• **Exercise requirements**: Reproduce the listing verbatim.

• **Information given**:
□ □ □
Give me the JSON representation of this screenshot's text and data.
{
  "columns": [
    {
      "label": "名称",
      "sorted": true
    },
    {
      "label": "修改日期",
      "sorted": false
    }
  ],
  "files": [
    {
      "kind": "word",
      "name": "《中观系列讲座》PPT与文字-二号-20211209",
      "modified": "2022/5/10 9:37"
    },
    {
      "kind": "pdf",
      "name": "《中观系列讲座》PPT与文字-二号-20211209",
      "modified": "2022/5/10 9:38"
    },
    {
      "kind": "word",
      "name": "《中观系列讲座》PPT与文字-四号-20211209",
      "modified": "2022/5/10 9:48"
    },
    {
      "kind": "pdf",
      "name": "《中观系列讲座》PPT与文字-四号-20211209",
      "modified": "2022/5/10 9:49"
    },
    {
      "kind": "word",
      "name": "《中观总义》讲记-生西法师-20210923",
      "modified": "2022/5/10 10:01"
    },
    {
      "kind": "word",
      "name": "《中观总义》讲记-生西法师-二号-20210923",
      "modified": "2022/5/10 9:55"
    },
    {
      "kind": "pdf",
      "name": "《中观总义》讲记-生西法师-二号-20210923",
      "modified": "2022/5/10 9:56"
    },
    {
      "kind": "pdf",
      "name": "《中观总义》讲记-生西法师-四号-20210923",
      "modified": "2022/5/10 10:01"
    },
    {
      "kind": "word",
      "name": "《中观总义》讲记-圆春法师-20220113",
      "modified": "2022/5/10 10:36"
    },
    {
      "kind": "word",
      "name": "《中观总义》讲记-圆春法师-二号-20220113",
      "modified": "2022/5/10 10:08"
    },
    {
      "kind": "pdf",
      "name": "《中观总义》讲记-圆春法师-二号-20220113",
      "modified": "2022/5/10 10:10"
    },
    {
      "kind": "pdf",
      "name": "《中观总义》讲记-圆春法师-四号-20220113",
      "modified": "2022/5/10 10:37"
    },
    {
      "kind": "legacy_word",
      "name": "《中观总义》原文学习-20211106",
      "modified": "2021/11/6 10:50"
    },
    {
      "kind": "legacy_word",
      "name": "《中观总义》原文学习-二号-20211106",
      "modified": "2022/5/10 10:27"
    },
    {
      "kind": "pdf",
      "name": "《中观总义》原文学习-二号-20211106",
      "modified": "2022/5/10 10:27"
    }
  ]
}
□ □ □
• **Exercise response**:
Give me the JSON representation of this screenshot's text and data.
{
  "columns": [
    {
      "label": "名称",
      "sorted": true
    },
    {
      "label": "修改日期",
      "sorted": false
    }
  ],
  "files": [
    {
      "kind": "word",
      "name": "《中观系列讲座》PPT与文字-二号-20211209",
      "modified": "2022/5/10 9:37"
    },
    {
      "kind": "pdf",
      "name": "《中观系列讲座》PPT与文字-二号-20211209",
      "modified": "2022/5/10 9:38"
    },
    {
      "kind": "word",
      "name": "《中观系列讲座》PPT与文字-四号-20211209",
      "modified": "2022/5/10 9:48"
    },
    {
      "kind": "pdf",
      "name": "《中观系列讲座》PPT与文字-四号-20211209",
      "modified": "2022/5/10 9:49"
    },
    {
      "kind": "word",
      "name": "《中观总义》讲记-生西法师-20210923",
      "modified": "2022/5/10 10:01"
    },
    {
      "kind": "word",
      "name": "《中观总义》讲记-生西法师-二号-20210923",
      "modified": "2022/5/10 9:55"
    },
    {
      "kind": "pdf",
      "name": "《中观总义》讲记-生西法师-二号-20210923",
      "modified": "2022/5/10 9:56"
    },
    {
      "kind": "pdf",
      "name": "《中观总义》讲记-生西法师-四号-20210923",
      "modified": "2022/5/10 10:01"
    },
    {
      "kind": "word",
      "name": "《中观总义》讲记-圆春法师-20220113",
      "modified": "2022/5/10 10:36"
    },
    {
      "kind": "word",
      "name": "《中观总义》讲记-圆春法师-二号-20220113",
      "modified": "2022/5/10 10:08"
    },
    {
      "kind": "pdf",
      "name": "《中观总义》讲记-圆春法师-二号-20220113",
      "modified": "2022/5/10 10:10"
    },
    {
      "kind": "pdf",
      "name": "《中观总义》讲记-圆春法师-四号-20220113",
      "modified": "2022/5/10 10:37"
    },
    {
      "kind": "legacy_word",
      "name": "《中观总义》原文学习-20211106",
      "modified": "2021/11/6 10:50"
    },
    {
      "kind": "legacy_word",
      "name": "《中观总义》原文学习-二号-20211106",
      "modified": "2022/5/10 10:27"
    },
    {
      "kind": "pdf",
      "name": "《中观总义》原文学习-二号-20211106",
      "modified": "2022/5/10 10:27"
    }
  ]
}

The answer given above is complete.